Green also played an important role in the formation of the Metropolitan Museum of Art, the American Museum of Natural History, the Central Park Menagerie (the Zoo), and the New York Public Library. In 1868 he recommended that the many unincorporated areas and municipalities of southern Westchester (the Bronx), Kings, Queens, and Richmond (Staten Island) counties be consolidated with Manhattan to form the five boroughs of a greater New York City. After making repeated requests to the legislature, his vision was realized when, as president of the Consolidation Inquiry Committee, he helped draft the Consolidation Law in 1895, which was enacted in 1897 and took effect on January 1, 1898.

On November 13, 1903, Green was fatally shot while entering his house on Park Avenue and 40th Street by a man who mistook him for someone else. On May 11, 1929, a bench in Central Park was dedicated to Andrew Haswell Green, the “Father of New York City.” Five trees representing the five boroughs of New York were planted next to it. The bench was originally placed on the site of Mount St. Vincent’s Academy, on the East Drive at 104th Street. When the composting operation was created in the early 1980s, the bench was moved to the site of Fort Fish, at East 106th Street, a fortification during the American Revolution and the War of 1812, and now a knoll overlooking the woodland ravine in Central Park. [1]





ACTOR – Simon Kendall



FEATURING – Rachel Hip Flores

Rachael was born and raised in Piscataway, NJ and graduated with a BFA in Acting from Mason Gross School of the Arts at Rutgers University.
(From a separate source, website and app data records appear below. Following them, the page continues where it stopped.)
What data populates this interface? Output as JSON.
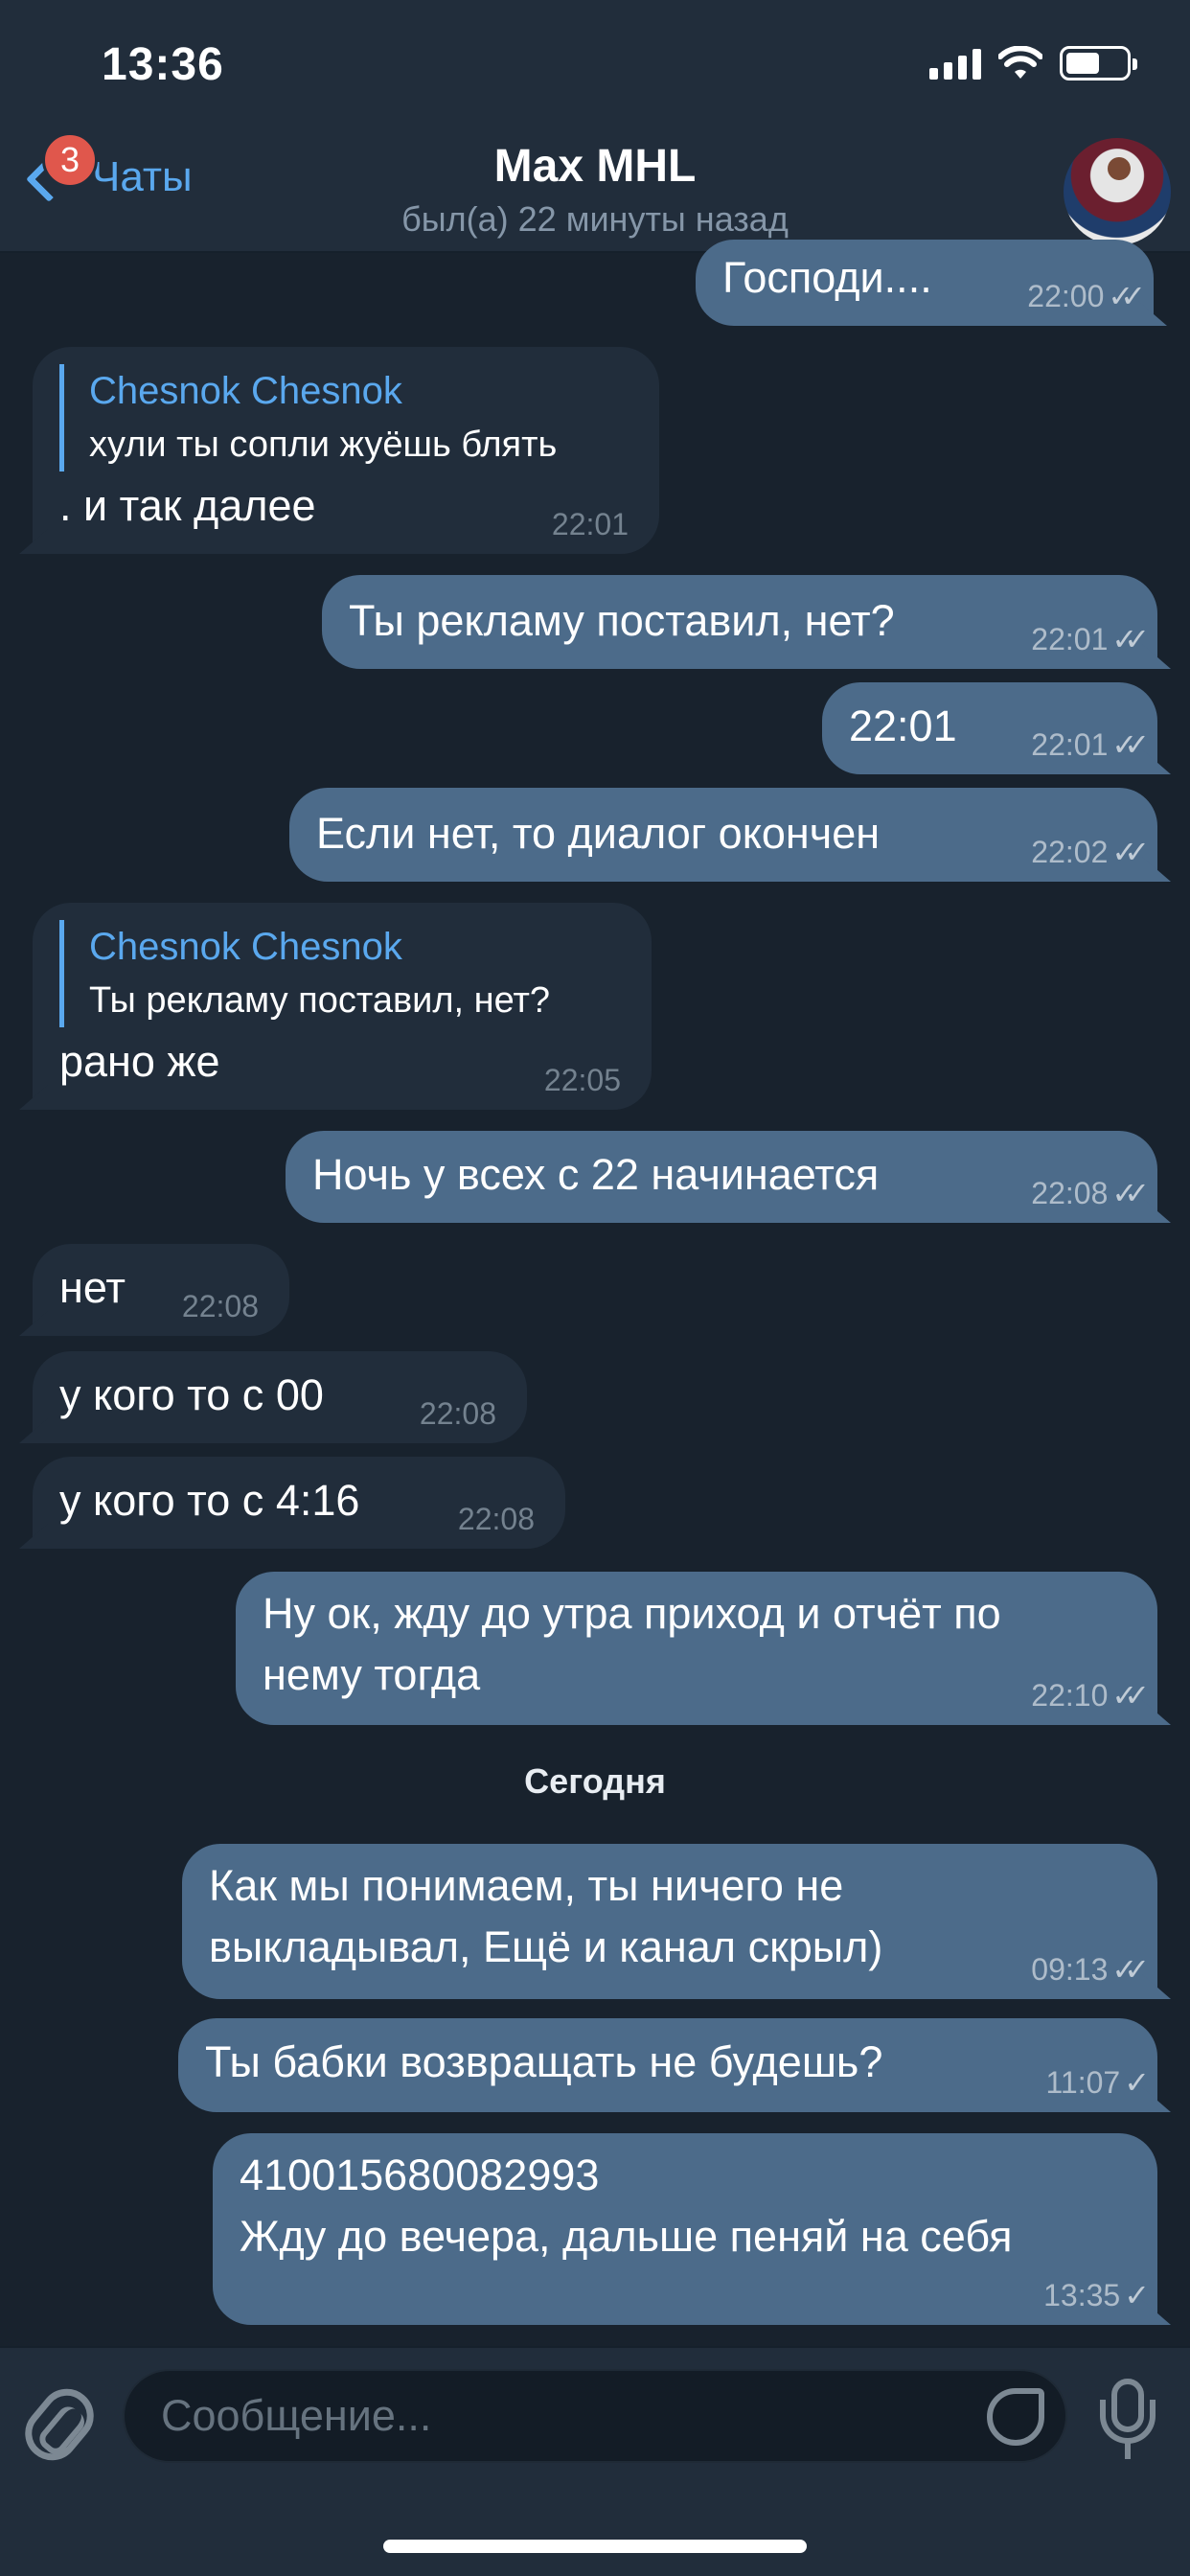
{
  "status_bar": {
    "time": "13:36"
  },
  "header": {
    "back_label": "Чаты",
    "unread_badge": "3",
    "title": "Max MHL",
    "subtitle": "был(а) 22 минуты назад"
  },
  "messages": [
    {
      "dir": "out",
      "text": "Господи....",
      "time": "22:00",
      "status": "read"
    },
    {
      "dir": "in",
      "reply_name": "Chesnok Chesnok",
      "reply_text": "хули ты сопли жуёшь блять",
      "text": ". и так далее",
      "time": "22:01"
    },
    {
      "dir": "out",
      "text": "Ты рекламу поставил, нет?",
      "time": "22:01",
      "status": "read"
    },
    {
      "dir": "out",
      "text": "22:01",
      "time": "22:01",
      "status": "read"
    },
    {
      "dir": "out",
      "text": "Если нет, то диалог окончен",
      "time": "22:02",
      "status": "read"
    },
    {
      "dir": "in",
      "reply_name": "Chesnok Chesnok",
      "reply_text": "Ты рекламу поставил, нет?",
      "text": "рано же",
      "time": "22:05"
    },
    {
      "dir": "out",
      "text": "Ночь у всех с 22 начинается",
      "time": "22:08",
      "status": "read"
    },
    {
      "dir": "in",
      "text": "нет",
      "time": "22:08"
    },
    {
      "dir": "in",
      "text": "у кого то с 00",
      "time": "22:08"
    },
    {
      "dir": "in",
      "text": "у кого то с 4:16",
      "time": "22:08"
    },
    {
      "dir": "out",
      "text": "Ну ок, жду до утра приход и отчёт по\nнему тогда",
      "time": "22:10",
      "status": "read"
    },
    {
      "dir": "out",
      "text": "Как мы понимаем, ты ничего не\nвыкладывал, Ещё и канал скрыл)",
      "time": "09:13",
      "status": "read"
    },
    {
      "dir": "out",
      "text": "Ты бабки возвращать не будешь?",
      "time": "11:07",
      "status": "sent"
    },
    {
      "dir": "out",
      "text": "410015680082993\nЖду до вечера, дальше пеняй на себя",
      "time": "13:35",
      "status": "sent"
    }
  ],
  "date_separator": "Сегодня",
  "composer": {
    "placeholder": "Сообщение..."
  }
}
She is best known for her role as Vivian McMillan on the webseries Anyone But Me. For her work on that show, Rachael received the IAWTV, Streamy and Indie Soap Awards for Best Lead Actress in a Dramatic Webseries. She has received additional Best Actress/Supporting Actress Nominations from the IAWTV, Streamys, Rome Web Awards, Indie Intertube, and Indie Series Awards for her work on the series Good People in Love and her current project, Producing Juliet. She has been seen on Gossip Girl as well as at the HBO New York International Latino Film Festival and the San Diego International Latino Film Festival as the titular character in the short film Lucrecia.

When not in front of the camera, Rachael is active in the NYC independent theater scene, most notably with the award-winning companies Flux Theatre Ensemble, where she is a Creative Partner, and the Judith Shakespeare Company.

Rachael is also a produced playwright, director, dramaturg, and teaching artist.

twiiter: @HipFlor


DIRECTOR – Fernando Cordero

Fernando Cordero is NY based designer & filmmaker. He is afraid of the internet, enjoys stories that involve unearthly oddities & collects 16th century Spanish rapiers. Some of his work can be seen on


DP – Smallbook Chang

SmallBook is a filmmaker with an old soul.
Some of her work can been seen on